By Suminda Gunaratne.

I migrated from my homeland of Sri Lanka three years ago and found a job as the Data and IT Systems officer at Reconciliation Australia. I knew little about Aboriginal and Torres Strait Islander peoples, their history or their culture. In early July I left my family in Canberra to join the Journey to Recognition. I travelled for nine days from Adelaide to Alice Springs via Port Augusta, Cooper Pedy and Uluru.

My eyes and my heart were opened by this experience; even after three years working with RA I didn’t really understand the realities of life for so many Aboriginal Australians and it was good to finally visit Aboriginal communities and experience the hospitality of Aboriginal people.

I share with other migrants to Australia a desire to find out more about Aboriginal and Torres Strait Islander peoples, to meet them and build friendships with them and the Journey allowed me to briefly experience the life and communities of Aboriginal people outside of the big cities.

Suminda joined the Journey to Recognition on the Adelaide to Uluru leg in July, 2013.

I was surprised by the conditions people in the bush live under; the poor quality of the schools, the clinics and the homes and the huge living costs were all a surprise to me. I was dismayed by the often low expectations held by some of the Aboriginal people we met; even in a developing country like Sri Lanka the poorest people in the rural areas have high expectations for a better life for their children.

I was also surprised by the good will towards reconciliation and constitutional recognition expressed by nearly all the people we met.
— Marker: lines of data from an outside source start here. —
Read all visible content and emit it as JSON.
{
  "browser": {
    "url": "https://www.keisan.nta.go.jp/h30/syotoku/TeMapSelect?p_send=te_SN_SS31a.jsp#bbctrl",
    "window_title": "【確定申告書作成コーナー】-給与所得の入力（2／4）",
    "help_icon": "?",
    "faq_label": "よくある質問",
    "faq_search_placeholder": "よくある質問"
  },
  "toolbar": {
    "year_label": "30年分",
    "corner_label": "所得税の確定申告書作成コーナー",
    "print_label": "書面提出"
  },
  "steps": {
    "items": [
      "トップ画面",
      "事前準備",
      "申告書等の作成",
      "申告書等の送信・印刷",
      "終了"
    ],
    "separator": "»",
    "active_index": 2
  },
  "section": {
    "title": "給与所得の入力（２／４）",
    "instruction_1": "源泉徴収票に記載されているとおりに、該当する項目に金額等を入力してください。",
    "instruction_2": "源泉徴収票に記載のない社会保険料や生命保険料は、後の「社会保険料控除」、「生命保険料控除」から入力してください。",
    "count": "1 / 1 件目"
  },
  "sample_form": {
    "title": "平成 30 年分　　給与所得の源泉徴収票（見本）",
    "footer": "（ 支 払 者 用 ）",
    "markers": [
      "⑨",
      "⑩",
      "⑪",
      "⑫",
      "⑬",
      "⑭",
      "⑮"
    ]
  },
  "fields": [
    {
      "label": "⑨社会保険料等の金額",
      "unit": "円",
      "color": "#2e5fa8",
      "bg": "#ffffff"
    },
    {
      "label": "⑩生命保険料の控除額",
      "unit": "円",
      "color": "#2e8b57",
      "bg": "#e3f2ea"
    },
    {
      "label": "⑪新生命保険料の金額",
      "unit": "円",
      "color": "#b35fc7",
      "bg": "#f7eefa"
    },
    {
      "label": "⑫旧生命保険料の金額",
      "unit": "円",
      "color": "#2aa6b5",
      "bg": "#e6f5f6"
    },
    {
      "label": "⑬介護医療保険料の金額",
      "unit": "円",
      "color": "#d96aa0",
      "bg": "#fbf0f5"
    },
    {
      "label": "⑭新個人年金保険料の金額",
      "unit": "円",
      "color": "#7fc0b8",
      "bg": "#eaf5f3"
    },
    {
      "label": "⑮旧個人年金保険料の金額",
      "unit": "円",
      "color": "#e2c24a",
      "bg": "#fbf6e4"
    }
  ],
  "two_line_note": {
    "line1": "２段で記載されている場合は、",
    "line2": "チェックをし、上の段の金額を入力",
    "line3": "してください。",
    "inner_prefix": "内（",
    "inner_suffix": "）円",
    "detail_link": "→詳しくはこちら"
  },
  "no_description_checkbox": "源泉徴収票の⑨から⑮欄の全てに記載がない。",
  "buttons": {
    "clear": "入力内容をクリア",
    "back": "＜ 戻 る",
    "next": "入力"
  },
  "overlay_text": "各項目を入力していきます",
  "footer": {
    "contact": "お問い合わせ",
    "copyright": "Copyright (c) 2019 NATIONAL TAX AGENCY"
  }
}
At Uluru the local café owner demanded we leave flyers for her customers and there was great sensitivity to what we were advocating and a hunger for information about reconciliation and recognition. I expected our job of convincing local people about recognition to be harder and to feel more opposition to what we are proposing.

As the only migrant on the journey I was welcomed and shown great hospitality by the Aboriginal people I met.  The call of “Hi Brother” greeted me as I walked through communities and I was made to feel at home. I thought of the similarities between my Sri Lankan migrant people and Aboriginal people; similar emphasis on family and similar challenges to keep culture and language alive and relevant to our young people. Keeping culture and language for future generations is very important.

Arrival in Uluru after 9 days on the road from Adelaide.

In Cooper Pedy I found a small but vibrant Sri Lankan community isolated from local Aboriginal people but keen to make contact and I thought once again that more effort needs to be made by both Reconciliation Australia and Recognise to engage with Australia’s large and highly diversified migrant communities.

Within Australia’s migrant communities there is an overwhelming desire for greater knowledge about Australia’s history and friendships with Aboriginal and Torres Strait Islander peoples. We need to engage better with these communities and tap into their goodwill in the lead up to the referendum for constitutional recognition.